### [The data]
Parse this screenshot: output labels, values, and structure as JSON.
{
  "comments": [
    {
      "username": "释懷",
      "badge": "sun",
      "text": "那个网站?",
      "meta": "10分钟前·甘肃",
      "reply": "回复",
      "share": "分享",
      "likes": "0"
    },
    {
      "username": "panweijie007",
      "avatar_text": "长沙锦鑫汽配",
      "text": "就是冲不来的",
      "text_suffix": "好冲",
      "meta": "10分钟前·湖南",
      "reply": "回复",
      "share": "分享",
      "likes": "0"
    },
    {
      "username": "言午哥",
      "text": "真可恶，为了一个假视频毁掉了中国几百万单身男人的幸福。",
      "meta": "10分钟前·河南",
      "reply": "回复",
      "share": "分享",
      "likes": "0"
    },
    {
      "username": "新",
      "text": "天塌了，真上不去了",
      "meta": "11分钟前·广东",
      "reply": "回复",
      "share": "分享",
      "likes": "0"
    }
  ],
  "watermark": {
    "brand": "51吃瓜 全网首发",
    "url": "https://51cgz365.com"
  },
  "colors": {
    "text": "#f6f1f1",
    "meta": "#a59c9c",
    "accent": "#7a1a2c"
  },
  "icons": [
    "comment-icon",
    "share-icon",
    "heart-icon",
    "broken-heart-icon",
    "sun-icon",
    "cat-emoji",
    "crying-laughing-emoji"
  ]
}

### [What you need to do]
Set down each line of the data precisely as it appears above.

### [Solution]
Parse this screenshot: output labels, values, and structure as JSON.
{
  "comments": [
    {
      "username": "释懷",
      "badge": "sun",
      "text": "那个网站?",
      "meta": "10分钟前·甘肃",
      "reply": "回复",
      "share": "分享",
      "likes": "0"
    },
    {
      "username": "panweijie007",
      "avatar_text": "长沙锦鑫汽配",
      "text": "就是冲不来的",
      "text_suffix": "好冲",
      "meta": "10分钟前·湖南",
      "reply": "回复",
      "share": "分享",
      "likes": "0"
    },
    {
      "username": "言午哥",
      "text": "真可恶，为了一个假视频毁掉了中国几百万单身男人的幸福。",
      "meta": "10分钟前·河南",
      "reply": "回复",
      "share": "分享",
      "likes": "0"
    },
    {
      "username": "新",
      "text": "天塌了，真上不去了",
      "meta": "11分钟前·广东",
      "reply": "回复",
      "share": "分享",
      "likes": "0"
    }
  ],
  "watermark": {
    "brand": "51吃瓜 全网首发",
    "url": "https://51cgz365.com"
  },
  "colors": {
    "text": "#f6f1f1",
    "meta": "#a59c9c",
    "accent": "#7a1a2c"
  },
  "icons": [
    "comment-icon",
    "share-icon",
    "heart-icon",
    "broken-heart-icon",
    "sun-icon",
    "cat-emoji",
    "crying-laughing-emoji"
  ]
}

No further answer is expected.